Chris Evans plays Captain America in "Captain America: The First… (Marvel Studios )
If you've seen more than one Marvel Entertainment film, survived the standard cameos by Stan Lee and the obligatory appearances by Samuel L. Jackson as Nick Fury, you would be more than forgiven for feeling you've seen enough. "Captain America: The First Avenger" is not the film to change your mind, but it does have something the others do not: Chris Evans in the title role.
Evans has gone the Marvel route before, playing Johnny Storm/The Human Torch in a pair of "Fantastic Four" movies. But as Steve Rogers, a weak young man who gets turned into the husky Captain America by a dose of Super-Soldier Serum, this part brings out an appealing earnestness and humility in the actor that is certainly not business as usual in the comic book superhero genre.
"Captain America" is not just set during World War II. As the first comic book in what was to become the Marvel universe, it actually dates to March 1941, months before America's entry into the conflict, and its cover of the captain cold-cocking Adolf Hitler apparently turned some heads back in the day.
Though it begins and ends with a scene or two in the present, as directed by Joe Johnston from a screenplay by Christopher Markus and Stephen McFeely, "Captain America" is first and foremost an origins story.

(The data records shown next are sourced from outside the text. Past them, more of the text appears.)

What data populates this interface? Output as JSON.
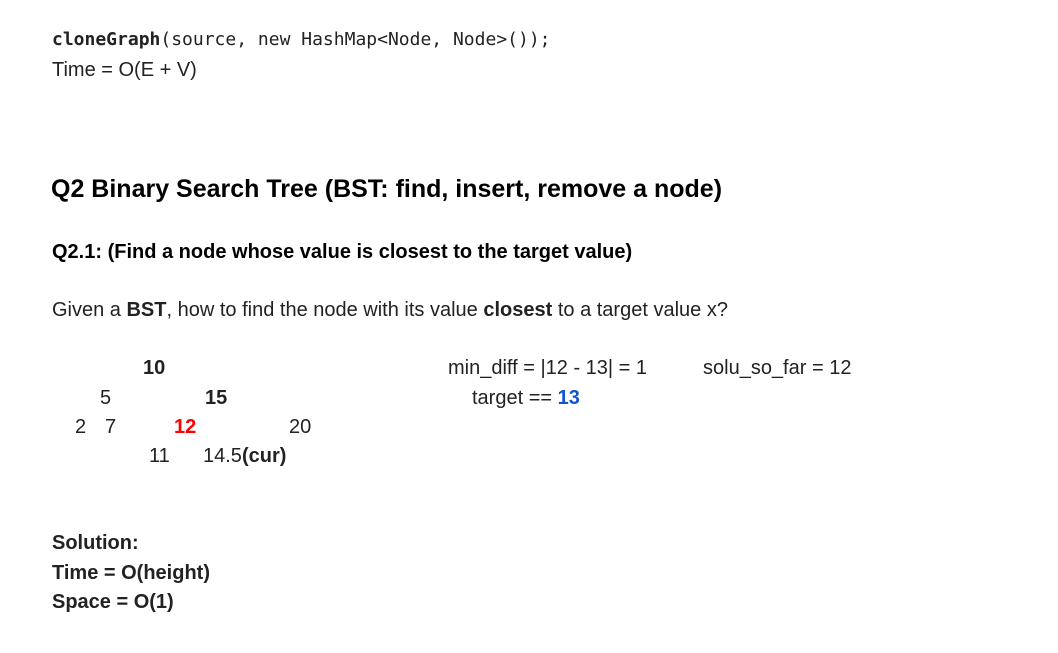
{
  "code_line": {
    "fn": "cloneGraph",
    "rest": "(source, new HashMap<Node, Node>());"
  },
  "time_line": "Time = O(E + V)",
  "heading": "Q2 Binary Search Tree (BST: find, insert, remove a node)",
  "subheading": "Q2.1: (Find a node whose value is closest to the target value)",
  "question": {
    "p1": "Given a ",
    "b1": "BST",
    "p2": ", how to find the node with its value ",
    "b2": "closest",
    "p3": " to a target value x?"
  },
  "tree": {
    "n10": "10",
    "n5": "5",
    "n15": "15",
    "n2": "2",
    "n7": "7",
    "n12": "12",
    "n20": "20",
    "n11": "11",
    "n14_5": "14.5",
    "cur": "(cur)"
  },
  "notes": {
    "min_diff": "min_diff = |12 - 13| = 1",
    "solu": "solu_so_far = 12",
    "target_label": "target == ",
    "target_value": "13"
  },
  "solution": {
    "title": "Solution:",
    "time": "Time = O(height)",
    "space": "Space = O(1)"
  },
  "colors": {
    "highlight_red": "#ff0000",
    "highlight_blue": "#1155cc"
  }
}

Almost half of the film's running time elapses before Rogers gets any kind of power at all, and though its elements are awfully familiar, it's the most involving part of the film because it takes advantage of Evans' performance.
These early-days sections are so old-fashioned that, if you take away the copious special effects, watching "Captain America" feels akin to watching the venerable 1950s television version of "Superman" starring George Reeves. Buttons are pushed, dials are turned, secret passwords are uttered and lights blink, just like they did way back when.

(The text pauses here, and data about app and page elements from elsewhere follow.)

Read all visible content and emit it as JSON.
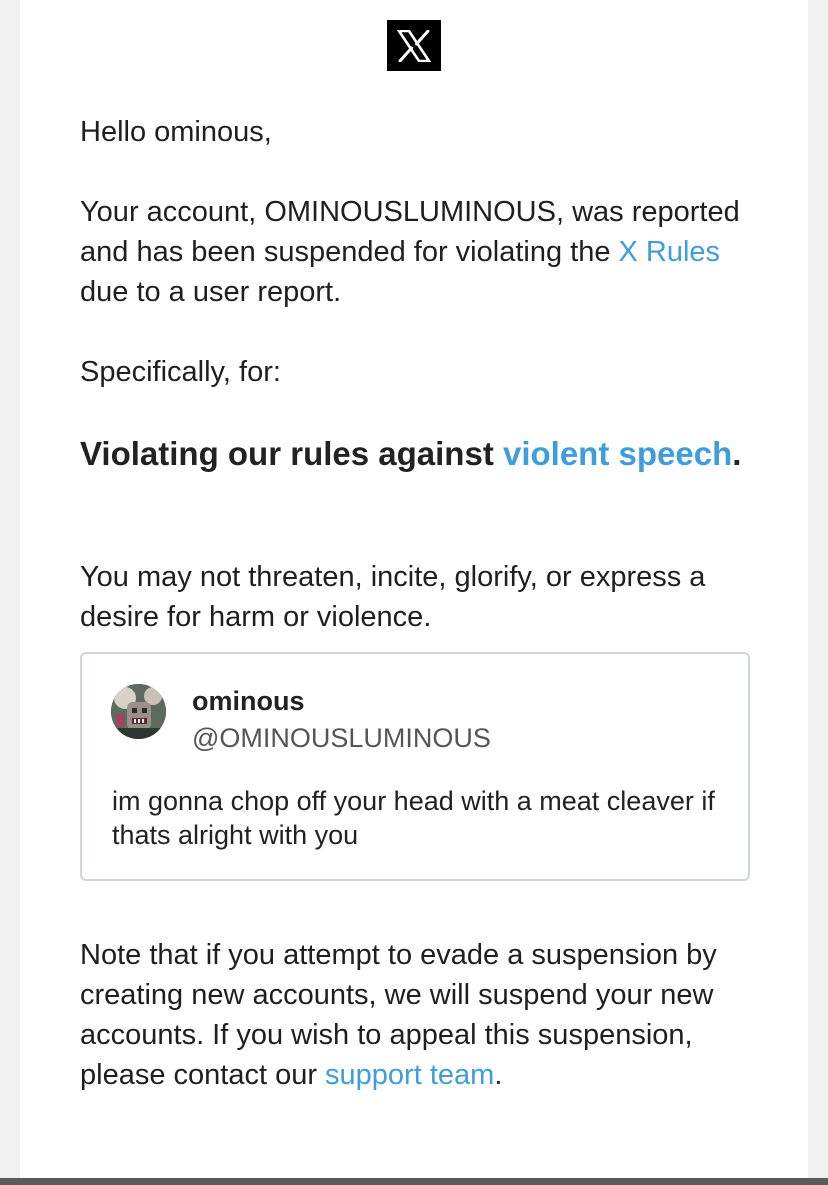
{
  "logo": {
    "glyph": "X"
  },
  "email": {
    "greeting": "Hello ominous,",
    "paragraph1": {
      "before_link": "Your account, OMINOUSLUMINOUS, was reported and has been suspended for violating the ",
      "link": "X Rules",
      "after_link": " due to a user report."
    },
    "specifically": "Specifically, for:",
    "violation": {
      "before_link": "Violating our rules against ",
      "link": "violent speech",
      "after_link": "."
    },
    "rule_description": "You may not threaten, incite, glorify, or express a desire for harm or violence.",
    "note": {
      "before_link": "Note that if you attempt to evade a suspension by creating new accounts, we will suspend your new accounts. If you wish to appeal this suspension, please contact our ",
      "link": "support team",
      "after_link": "."
    }
  },
  "tweet": {
    "display_name": "ominous",
    "handle": "@OMINOUSLUMINOUS",
    "text": "im gonna chop off your head with a meat cleaver if thats alright with you"
  },
  "colors": {
    "link": "#3f9ddb",
    "text": "#1f1f1f",
    "card_border": "#cfd5da",
    "logo_bg": "#000000"
  }
}
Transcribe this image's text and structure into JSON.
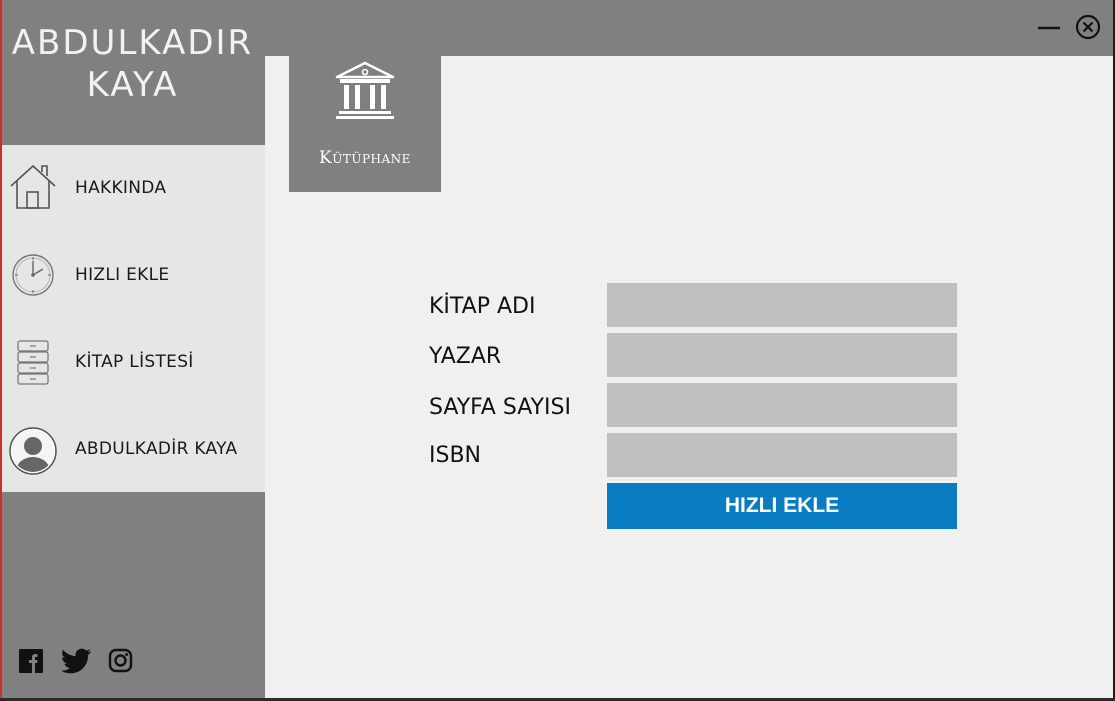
{
  "window": {
    "brand_line1": "ABDULKADIR",
    "brand_line2": "KAYA"
  },
  "menu": {
    "items": [
      {
        "label": "HAKKINDA",
        "icon": "home-icon"
      },
      {
        "label": "HIZLI EKLE",
        "icon": "clock-icon"
      },
      {
        "label": "KİTAP LİSTESİ",
        "icon": "server-list-icon"
      },
      {
        "label": "ABDULKADİR KAYA",
        "icon": "user-avatar-icon"
      }
    ]
  },
  "tile": {
    "label": "Kütüphane",
    "icon": "library-building-icon"
  },
  "form": {
    "fields": [
      {
        "label": "KİTAP ADI",
        "value": ""
      },
      {
        "label": "YAZAR",
        "value": ""
      },
      {
        "label": "SAYFA SAYISI",
        "value": ""
      },
      {
        "label": "ISBN",
        "value": ""
      }
    ],
    "submit_label": "HIZLI EKLE"
  },
  "social": [
    "facebook-icon",
    "twitter-icon",
    "instagram-icon"
  ],
  "colors": {
    "sidebar": "#808080",
    "menu_bg": "#e6e6e6",
    "content_bg": "#f0f0f0",
    "field_bg": "#c0c0c0",
    "accent": "#0a7cc2"
  }
}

We first meet Steve Rogers as the classic 98-pound weakling, a young man so determined to join the Army like best buddy Bucky Barnes (Sebastian Stan) that he keeps trying to enlist even though the armed services keep turning him down.

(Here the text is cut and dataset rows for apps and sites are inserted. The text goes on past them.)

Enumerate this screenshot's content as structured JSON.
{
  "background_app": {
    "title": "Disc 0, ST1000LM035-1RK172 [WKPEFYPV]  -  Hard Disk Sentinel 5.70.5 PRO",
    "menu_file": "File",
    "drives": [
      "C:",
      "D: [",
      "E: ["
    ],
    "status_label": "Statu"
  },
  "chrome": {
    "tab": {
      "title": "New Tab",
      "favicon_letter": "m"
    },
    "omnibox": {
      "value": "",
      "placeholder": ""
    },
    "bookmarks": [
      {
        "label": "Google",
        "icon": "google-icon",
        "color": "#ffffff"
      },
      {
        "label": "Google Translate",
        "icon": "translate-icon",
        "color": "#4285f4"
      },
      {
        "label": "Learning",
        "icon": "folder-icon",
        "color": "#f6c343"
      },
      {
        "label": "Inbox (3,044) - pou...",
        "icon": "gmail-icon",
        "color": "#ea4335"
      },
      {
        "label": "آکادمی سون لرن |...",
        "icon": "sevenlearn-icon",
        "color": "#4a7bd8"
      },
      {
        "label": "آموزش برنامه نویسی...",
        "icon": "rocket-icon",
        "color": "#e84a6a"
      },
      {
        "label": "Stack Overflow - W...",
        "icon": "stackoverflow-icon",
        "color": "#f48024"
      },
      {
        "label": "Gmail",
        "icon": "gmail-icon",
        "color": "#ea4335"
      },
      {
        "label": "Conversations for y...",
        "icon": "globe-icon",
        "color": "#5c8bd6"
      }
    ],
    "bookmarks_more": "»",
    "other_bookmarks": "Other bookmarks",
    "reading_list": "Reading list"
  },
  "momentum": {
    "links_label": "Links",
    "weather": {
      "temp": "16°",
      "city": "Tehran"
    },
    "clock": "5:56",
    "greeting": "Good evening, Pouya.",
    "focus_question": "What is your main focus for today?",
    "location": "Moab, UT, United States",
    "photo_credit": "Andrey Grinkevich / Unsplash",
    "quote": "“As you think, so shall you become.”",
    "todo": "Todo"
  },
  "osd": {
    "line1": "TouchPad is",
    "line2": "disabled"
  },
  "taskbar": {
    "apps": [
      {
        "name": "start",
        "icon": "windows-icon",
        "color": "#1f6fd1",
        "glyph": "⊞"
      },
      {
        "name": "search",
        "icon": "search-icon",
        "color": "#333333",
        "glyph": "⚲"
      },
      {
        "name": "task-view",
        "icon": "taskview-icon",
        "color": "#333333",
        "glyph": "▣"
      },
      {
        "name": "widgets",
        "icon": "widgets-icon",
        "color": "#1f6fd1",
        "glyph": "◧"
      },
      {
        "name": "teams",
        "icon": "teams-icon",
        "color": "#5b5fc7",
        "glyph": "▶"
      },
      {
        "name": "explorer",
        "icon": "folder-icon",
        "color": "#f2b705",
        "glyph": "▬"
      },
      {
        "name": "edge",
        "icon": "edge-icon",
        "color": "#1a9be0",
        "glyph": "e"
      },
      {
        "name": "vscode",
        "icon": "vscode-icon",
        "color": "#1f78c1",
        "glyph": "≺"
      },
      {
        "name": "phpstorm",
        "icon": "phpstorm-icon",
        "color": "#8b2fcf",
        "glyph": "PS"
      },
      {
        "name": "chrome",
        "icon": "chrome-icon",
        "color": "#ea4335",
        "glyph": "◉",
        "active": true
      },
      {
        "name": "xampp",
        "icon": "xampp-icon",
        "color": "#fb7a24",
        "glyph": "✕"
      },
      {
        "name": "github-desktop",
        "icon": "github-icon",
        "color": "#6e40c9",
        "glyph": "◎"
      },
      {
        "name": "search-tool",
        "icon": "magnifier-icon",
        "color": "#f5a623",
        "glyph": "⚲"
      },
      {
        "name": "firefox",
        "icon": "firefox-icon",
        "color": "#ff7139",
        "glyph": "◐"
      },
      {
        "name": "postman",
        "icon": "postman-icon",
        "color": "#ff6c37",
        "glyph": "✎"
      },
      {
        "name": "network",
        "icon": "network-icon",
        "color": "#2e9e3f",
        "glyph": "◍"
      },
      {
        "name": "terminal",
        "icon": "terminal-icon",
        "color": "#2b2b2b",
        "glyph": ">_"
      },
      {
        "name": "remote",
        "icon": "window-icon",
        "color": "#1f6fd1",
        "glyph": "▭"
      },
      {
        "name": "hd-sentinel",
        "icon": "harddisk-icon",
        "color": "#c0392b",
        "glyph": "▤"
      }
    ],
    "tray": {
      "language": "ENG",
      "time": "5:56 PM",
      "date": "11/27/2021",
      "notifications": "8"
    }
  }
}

Impressed by his gumption, if not his physique, is émigré scientist Dr. Abraham Erskine (Stanley Tucci with an accent and Albert Einstein hair) of the government's super secret Strategic Scientific Reserve.
Erskine developed the Super-Soldier Serum but fled his homeland because the Nazis wanted to get their hands on it. The good doctor knows that because the drug amplifies "all that is inside you," potential super soldiers must be pure of heart. Which Steve Rogers definitely is.
The Americans, wouldn't you know it, are not the only people with super soldiers on their minds. The Third Reich, led by a renegade officer named Johann Schmidt (an expert Hugo Weaving) is also in the market, but it is going about it in a somewhat different way.
Schmidt is the top man in HYDRA, the Nazi's occult research arm, and early in the film we see him somewhere in Norway making off with a mysterious green object, "the jewel of Odin's treasure room." That turns out to be an energy source so phenomenal it could pulverize the world.
No one ever tells us exactly what this cube is (this is a comic book movie after all, and you are expected to know going in), but its power convinces Schmidt to step out of Hitler's shadow and rule the world on his own. Far too soon we are treated to the spectacle of uniformed minions shouting "Heil HYDRA" as they lift both hands in a rather silly salute.
Weaving is only one of the strong supporting cast this movie has attracted. Toby Jones (Truman Capote in "Infamous") capably plays HYDRA's No. 2, Dr. Arnim Zola; British actress Hayley Atwell is both starchy and sensuous as potential love interest Peggy Carter; and Tommy Lee Jones has a bit of fun with Col. Chester Phillips, a part he could probably play in his sleep.
Johnston, who has the gentle and charming "October Sky" on his résumé, is at home in the film's softer moments, including the difficulty Captain America has getting taken seriously as a soldier even after his transformation.
The film's action-heavy second half, even with the addition of 3-D, can't help but feel pro-forma. Even though the captain is not technically invulnerable, it is so not in the cards for anything to happen to him that it is hard to stay involved.
There is, in fact, a pro forma nature to this entire project, which exists not just for its own sake but also to prepare the movie-going universe for next year's "Avengers" movie, which will unite the Captain with Thor, Iron Man, the Hulk and assorted other comic book folks for the greater fiscal glory of the Marvel juggernaut. That's understandable from a business point of view, but the captain is such an unexpectedly humble hero it's hard not to hope he'll get more screen time of his own.
'Captain America: The First Avenger'
MPAA rating: PG-13 for intense sequences of science fiction violence and action
Running time: 2 hours, 4 minutes
Playing: In general release